How do nitrofurans work?
Nonspecific damage to DNA by blocking oxidative decarboxylation.
Are nitrofurans bacteriocidal or bacteriostatic?
What are nitrofurans (specifically nitrofurantoin) used for?
Work well in acidic environments and 50% excreted as parent drug in the urine.
Adverse effect of nitrofurantoin?
GI signs, brown colored urine, heaptotoxicity, and infertility.
What is Nitrofurazone used for
Topical wound dressing in horses.
How does Rifampin work?
inhibits B subunit of RNA polymerase
What is rifampin used for?
gram-positive, gram-neg, mycobacterium and rhodococcus equi
T/F Rifampin is almost always used with other antibiotics.
bacteriocidal but resistance develops quickly.
Contraindications and adverse effects of rifampin?
Induces microsomal enzymes (Drug-drug_
teratogenic, red-orange discoloration of body fluids, and hepatitis.
How does Novobiocin work?
binds to DNA gyrase to inhibit repair
T/F Novobiocin is compatible with macrolides in vitro.
FALSE. Novobiocin is incompatible with macrolides in vitro.
T/F Resistance develops quickly with Novobiocin.
What is Methanamine used for? (Adjunct therapy)
broken down to formalin in urine, requires acidic enviroment.
What is Carbadox used for? (Adjunct therapy)

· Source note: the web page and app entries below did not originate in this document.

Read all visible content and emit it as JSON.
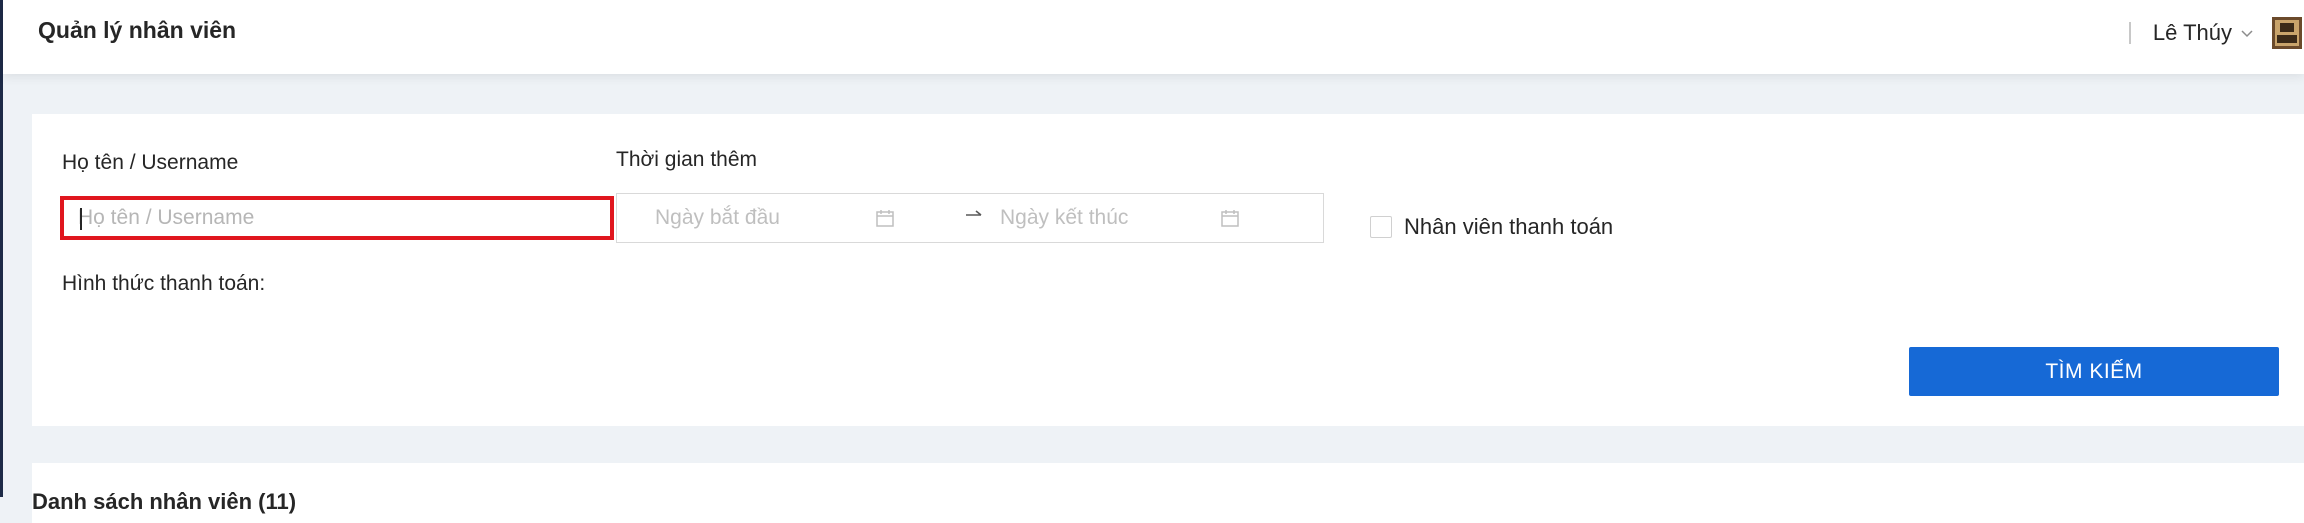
{
  "header": {
    "title": "Quản lý nhân viên",
    "user_name": "Lê Thúy"
  },
  "filters": {
    "name_label": "Họ tên / Username",
    "name_placeholder": "Họ tên / Username",
    "name_value": "",
    "date_label": "Thời gian thêm",
    "start_placeholder": "Ngày bắt đầu",
    "end_placeholder": "Ngày kết thúc",
    "payment_staff_label": "Nhân viên thanh toán",
    "payment_staff_checked": false,
    "payment_method_label": "Hình thức thanh toán:",
    "search_button": "TÌM KIẾM"
  },
  "results": {
    "title": "Danh sách nhân viên (11)"
  },
  "colors": {
    "accent": "#1669d6",
    "focus_border": "#e0161e",
    "page_bg": "#eef2f6"
  },
  "icons": {
    "calendar": "calendar-icon",
    "arrow": "arrow-right-icon",
    "chevron": "chevron-down-icon",
    "avatar": "avatar"
  }
}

gram-negative organisms but potentially carcinogenic
What is TrizEDTA used for? (Adjunct therapy)
EDTA damages cell surface of gram negatives.
USed for pseudomonas otitis (give prior to antibiotic to increase efficacy)
WHat is Silver used for? (Adjunct therapy)
Combined with sulfa as a topical and enrofloxacin as an otitis topical.
*can cause permanent discoloration of the skin
How can you increase oral absorption of Nitroimidazoles?
Give with food.